*WORK INSTRUCTION:* Output all entries below exactly as they are given.

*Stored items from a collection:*
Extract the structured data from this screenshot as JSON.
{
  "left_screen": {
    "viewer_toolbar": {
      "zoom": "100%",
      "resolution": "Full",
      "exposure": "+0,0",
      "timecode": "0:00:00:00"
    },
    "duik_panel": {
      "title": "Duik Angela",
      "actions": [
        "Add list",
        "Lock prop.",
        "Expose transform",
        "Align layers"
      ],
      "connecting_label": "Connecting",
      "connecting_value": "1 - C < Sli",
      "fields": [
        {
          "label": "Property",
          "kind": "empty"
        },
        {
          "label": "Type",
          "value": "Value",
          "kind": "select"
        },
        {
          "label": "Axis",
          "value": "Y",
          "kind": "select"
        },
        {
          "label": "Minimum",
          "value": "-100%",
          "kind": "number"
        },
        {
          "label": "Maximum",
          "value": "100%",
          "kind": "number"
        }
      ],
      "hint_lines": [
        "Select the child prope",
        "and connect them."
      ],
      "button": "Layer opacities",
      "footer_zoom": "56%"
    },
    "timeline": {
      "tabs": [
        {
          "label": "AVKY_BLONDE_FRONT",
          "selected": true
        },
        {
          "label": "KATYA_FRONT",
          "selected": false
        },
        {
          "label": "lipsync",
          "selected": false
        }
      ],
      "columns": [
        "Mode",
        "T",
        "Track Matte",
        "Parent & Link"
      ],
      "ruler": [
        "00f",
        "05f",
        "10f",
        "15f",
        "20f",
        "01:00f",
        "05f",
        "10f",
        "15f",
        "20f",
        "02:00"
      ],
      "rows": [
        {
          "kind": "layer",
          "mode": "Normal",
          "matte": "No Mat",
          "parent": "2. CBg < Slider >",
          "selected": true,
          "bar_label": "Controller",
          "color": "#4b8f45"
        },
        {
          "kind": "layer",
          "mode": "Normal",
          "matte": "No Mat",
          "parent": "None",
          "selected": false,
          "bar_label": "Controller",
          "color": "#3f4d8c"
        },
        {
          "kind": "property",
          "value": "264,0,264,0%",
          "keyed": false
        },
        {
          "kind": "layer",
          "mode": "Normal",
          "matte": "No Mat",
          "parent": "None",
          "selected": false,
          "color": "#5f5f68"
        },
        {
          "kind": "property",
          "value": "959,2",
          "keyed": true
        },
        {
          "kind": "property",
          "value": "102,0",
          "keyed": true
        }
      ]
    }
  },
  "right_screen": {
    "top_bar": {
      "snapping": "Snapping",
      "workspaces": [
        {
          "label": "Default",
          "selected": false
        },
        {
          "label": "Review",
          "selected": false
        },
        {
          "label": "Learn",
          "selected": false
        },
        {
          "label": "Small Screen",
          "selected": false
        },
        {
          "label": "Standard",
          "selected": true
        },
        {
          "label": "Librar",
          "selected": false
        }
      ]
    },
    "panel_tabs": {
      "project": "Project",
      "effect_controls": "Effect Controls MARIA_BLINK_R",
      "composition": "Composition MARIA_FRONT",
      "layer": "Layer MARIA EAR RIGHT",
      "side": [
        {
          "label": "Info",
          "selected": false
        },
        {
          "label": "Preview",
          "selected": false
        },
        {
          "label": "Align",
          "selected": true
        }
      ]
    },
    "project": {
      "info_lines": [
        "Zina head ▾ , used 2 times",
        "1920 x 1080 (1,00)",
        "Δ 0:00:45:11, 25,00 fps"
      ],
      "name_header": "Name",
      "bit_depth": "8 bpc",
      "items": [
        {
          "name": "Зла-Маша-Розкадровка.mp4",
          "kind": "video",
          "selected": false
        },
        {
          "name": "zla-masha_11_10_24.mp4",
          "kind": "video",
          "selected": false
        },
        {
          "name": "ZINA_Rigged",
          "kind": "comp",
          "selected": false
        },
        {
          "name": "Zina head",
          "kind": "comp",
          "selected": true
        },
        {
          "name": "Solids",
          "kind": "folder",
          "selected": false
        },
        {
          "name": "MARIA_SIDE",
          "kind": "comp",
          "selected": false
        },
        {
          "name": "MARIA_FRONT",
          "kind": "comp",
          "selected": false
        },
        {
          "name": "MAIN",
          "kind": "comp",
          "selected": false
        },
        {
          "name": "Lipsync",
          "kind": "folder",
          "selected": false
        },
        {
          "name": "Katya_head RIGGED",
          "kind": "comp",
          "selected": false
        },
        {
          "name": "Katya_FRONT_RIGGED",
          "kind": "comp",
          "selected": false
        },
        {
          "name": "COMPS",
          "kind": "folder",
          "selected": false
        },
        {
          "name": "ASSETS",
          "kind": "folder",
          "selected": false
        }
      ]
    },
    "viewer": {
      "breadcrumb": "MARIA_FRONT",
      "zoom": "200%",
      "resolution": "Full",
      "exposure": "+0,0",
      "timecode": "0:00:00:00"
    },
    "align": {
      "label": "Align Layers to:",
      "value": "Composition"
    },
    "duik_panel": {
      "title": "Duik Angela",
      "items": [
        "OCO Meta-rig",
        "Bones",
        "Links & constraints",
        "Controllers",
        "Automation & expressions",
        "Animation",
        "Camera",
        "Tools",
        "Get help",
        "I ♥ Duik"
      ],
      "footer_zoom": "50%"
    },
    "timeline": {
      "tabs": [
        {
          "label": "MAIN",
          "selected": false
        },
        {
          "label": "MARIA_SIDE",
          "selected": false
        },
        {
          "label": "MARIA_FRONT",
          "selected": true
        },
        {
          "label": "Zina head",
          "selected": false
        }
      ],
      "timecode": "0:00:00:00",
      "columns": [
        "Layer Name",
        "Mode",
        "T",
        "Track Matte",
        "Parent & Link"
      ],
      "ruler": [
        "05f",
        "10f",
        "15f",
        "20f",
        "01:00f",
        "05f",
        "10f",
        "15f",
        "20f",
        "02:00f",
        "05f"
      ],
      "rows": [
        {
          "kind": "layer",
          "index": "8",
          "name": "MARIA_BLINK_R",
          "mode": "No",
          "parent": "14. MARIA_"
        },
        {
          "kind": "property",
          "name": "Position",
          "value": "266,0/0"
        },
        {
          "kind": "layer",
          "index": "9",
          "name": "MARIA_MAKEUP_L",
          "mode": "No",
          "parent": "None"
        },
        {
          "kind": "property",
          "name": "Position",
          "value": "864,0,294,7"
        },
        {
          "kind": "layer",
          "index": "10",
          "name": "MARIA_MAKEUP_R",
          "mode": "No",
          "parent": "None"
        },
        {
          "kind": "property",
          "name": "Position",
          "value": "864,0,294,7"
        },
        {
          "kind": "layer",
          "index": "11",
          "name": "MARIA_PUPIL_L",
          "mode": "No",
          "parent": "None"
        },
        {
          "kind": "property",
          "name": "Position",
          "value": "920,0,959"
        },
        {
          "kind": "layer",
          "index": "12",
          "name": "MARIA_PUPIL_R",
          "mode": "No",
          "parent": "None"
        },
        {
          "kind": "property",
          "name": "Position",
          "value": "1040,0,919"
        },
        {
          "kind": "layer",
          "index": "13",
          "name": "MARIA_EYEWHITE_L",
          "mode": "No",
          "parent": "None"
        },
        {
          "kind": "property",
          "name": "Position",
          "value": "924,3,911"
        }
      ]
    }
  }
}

*SOLVED PROBLEM:*
Extract the structured data from this screenshot as JSON.
{
  "left_screen": {
    "viewer_toolbar": {
      "zoom": "100%",
      "resolution": "Full",
      "exposure": "+0,0",
      "timecode": "0:00:00:00"
    },
    "duik_panel": {
      "title": "Duik Angela",
      "actions": [
        "Add list",
        "Lock prop.",
        "Expose transform",
        "Align layers"
      ],
      "connecting_label": "Connecting",
      "connecting_value": "1 - C < Sli",
      "fields": [
        {
          "label": "Property",
          "kind": "empty"
        },
        {
          "label": "Type",
          "value": "Value",
          "kind": "select"
        },
        {
          "label": "Axis",
          "value": "Y",
          "kind": "select"
        },
        {
          "label": "Minimum",
          "value": "-100%",
          "kind": "number"
        },
        {
          "label": "Maximum",
          "value": "100%",
          "kind": "number"
        }
      ],
      "hint_lines": [
        "Select the child prope",
        "and connect them."
      ],
      "button": "Layer opacities",
      "footer_zoom": "56%"
    },
    "timeline": {
      "tabs": [
        {
          "label": "AVKY_BLONDE_FRONT",
          "selected": true
        },
        {
          "label": "KATYA_FRONT",
          "selected": false
        },
        {
          "label": "lipsync",
          "selected": false
        }
      ],
      "columns": [
        "Mode",
        "T",
        "Track Matte",
        "Parent & Link"
      ],
      "ruler": [
        "00f",
        "05f",
        "10f",
        "15f",
        "20f",
        "01:00f",
        "05f",
        "10f",
        "15f",
        "20f",
        "02:00"
      ],
      "rows": [
        {
          "kind": "layer",
          "mode": "Normal",
          "matte": "No Mat",
          "parent": "2. CBg < Slider >",
          "selected": true,
          "bar_label": "Controller",
          "color": "#4b8f45"
        },
        {
          "kind": "layer",
          "mode": "Normal",
          "matte": "No Mat",
          "parent": "None",
          "selected": false,
          "bar_label": "Controller",
          "color": "#3f4d8c"
        },
        {
          "kind": "property",
          "value": "264,0,264,0%",
          "keyed": false
        },
        {
          "kind": "layer",
          "mode": "Normal",
          "matte": "No Mat",
          "parent": "None",
          "selected": false,
          "color": "#5f5f68"
        },
        {
          "kind": "property",
          "value": "959,2",
          "keyed": true
        },
        {
          "kind": "property",
          "value": "102,0",
          "keyed": true
        }
      ]
    }
  },
  "right_screen": {
    "top_bar": {
      "snapping": "Snapping",
      "workspaces": [
        {
          "label": "Default",
          "selected": false
        },
        {
          "label": "Review",
          "selected": false
        },
        {
          "label": "Learn",
          "selected": false
        },
        {
          "label": "Small Screen",
          "selected": false
        },
        {
          "label": "Standard",
          "selected": true
        },
        {
          "label": "Librar",
          "selected": false
        }
      ]
    },
    "panel_tabs": {
      "project": "Project",
      "effect_controls": "Effect Controls MARIA_BLINK_R",
      "composition": "Composition MARIA_FRONT",
      "layer": "Layer MARIA EAR RIGHT",
      "side": [
        {
          "label": "Info",
          "selected": false
        },
        {
          "label": "Preview",
          "selected": false
        },
        {
          "label": "Align",
          "selected": true
        }
      ]
    },
    "project": {
      "info_lines": [
        "Zina head ▾ , used 2 times",
        "1920 x 1080 (1,00)",
        "Δ 0:00:45:11, 25,00 fps"
      ],
      "name_header": "Name",
      "bit_depth": "8 bpc",
      "items": [
        {
          "name": "Зла-Маша-Розкадровка.mp4",
          "kind": "video",
          "selected": false
        },
        {
          "name": "zla-masha_11_10_24.mp4",
          "kind": "video",
          "selected": false
        },
        {
          "name": "ZINA_Rigged",
          "kind": "comp",
          "selected": false
        },
        {
          "name": "Zina head",
          "kind": "comp",
          "selected": true
        },
        {
          "name": "Solids",
          "kind": "folder",
          "selected": false
        },
        {
          "name": "MARIA_SIDE",
          "kind": "comp",
          "selected": false
        },
        {
          "name": "MARIA_FRONT",
          "kind": "comp",
          "selected": false
        },
        {
          "name": "MAIN",
          "kind": "comp",
          "selected": false
        },
        {
          "name": "Lipsync",
          "kind": "folder",
          "selected": false
        },
        {
          "name": "Katya_head RIGGED",
          "kind": "comp",
          "selected": false
        },
        {
          "name": "Katya_FRONT_RIGGED",
          "kind": "comp",
          "selected": false
        },
        {
          "name": "COMPS",
          "kind": "folder",
          "selected": false
        },
        {
          "name": "ASSETS",
          "kind": "folder",
          "selected": false
        }
      ]
    },
    "viewer": {
      "breadcrumb": "MARIA_FRONT",
      "zoom": "200%",
      "resolution": "Full",
      "exposure": "+0,0",
      "timecode": "0:00:00:00"
    },
    "align": {
      "label": "Align Layers to:",
      "value": "Composition"
    },
    "duik_panel": {
      "title": "Duik Angela",
      "items": [
        "OCO Meta-rig",
        "Bones",
        "Links & constraints",
        "Controllers",
        "Automation & expressions",
        "Animation",
        "Camera",
        "Tools",
        "Get help",
        "I ♥ Duik"
      ],
      "footer_zoom": "50%"
    },
    "timeline": {
      "tabs": [
        {
          "label": "MAIN",
          "selected": false
        },
        {
          "label": "MARIA_SIDE",
          "selected": false
        },
        {
          "label": "MARIA_FRONT",
          "selected": true
        },
        {
          "label": "Zina head",
          "selected": false
        }
      ],
      "timecode": "0:00:00:00",
      "columns": [
        "Layer Name",
        "Mode",
        "T",
        "Track Matte",
        "Parent & Link"
      ],
      "ruler": [
        "05f",
        "10f",
        "15f",
        "20f",
        "01:00f",
        "05f",
        "10f",
        "15f",
        "20f",
        "02:00f",
        "05f"
      ],
      "rows": [
        {
          "kind": "layer",
          "index": "8",
          "name": "MARIA_BLINK_R",
          "mode": "No",
          "parent": "14. MARIA_"
        },
        {
          "kind": "property",
          "name": "Position",
          "value": "266,0/0"
        },
        {
          "kind": "layer",
          "index": "9",
          "name": "MARIA_MAKEUP_L",
          "mode": "No",
          "parent": "None"
        },
        {
          "kind": "property",
          "name": "Position",
          "value": "864,0,294,7"
        },
        {
          "kind": "layer",
          "index": "10",
          "name": "MARIA_MAKEUP_R",
          "mode": "No",
          "parent": "None"
        },
        {
          "kind": "property",
          "name": "Position",
          "value": "864,0,294,7"
        },
        {
          "kind": "layer",
          "index": "11",
          "name": "MARIA_PUPIL_L",
          "mode": "No",
          "parent": "None"
        },
        {
          "kind": "property",
          "name": "Position",
          "value": "920,0,959"
        },
        {
          "kind": "layer",
          "index": "12",
          "name": "MARIA_PUPIL_R",
          "mode": "No",
          "parent": "None"
        },
        {
          "kind": "property",
          "name": "Position",
          "value": "1040,0,919"
        },
        {
          "kind": "layer",
          "index": "13",
          "name": "MARIA_EYEWHITE_L",
          "mode": "No",
          "parent": "None"
        },
        {
          "kind": "property",
          "name": "Position",
          "value": "924,3,911"
        }
      ]
    }
  }
}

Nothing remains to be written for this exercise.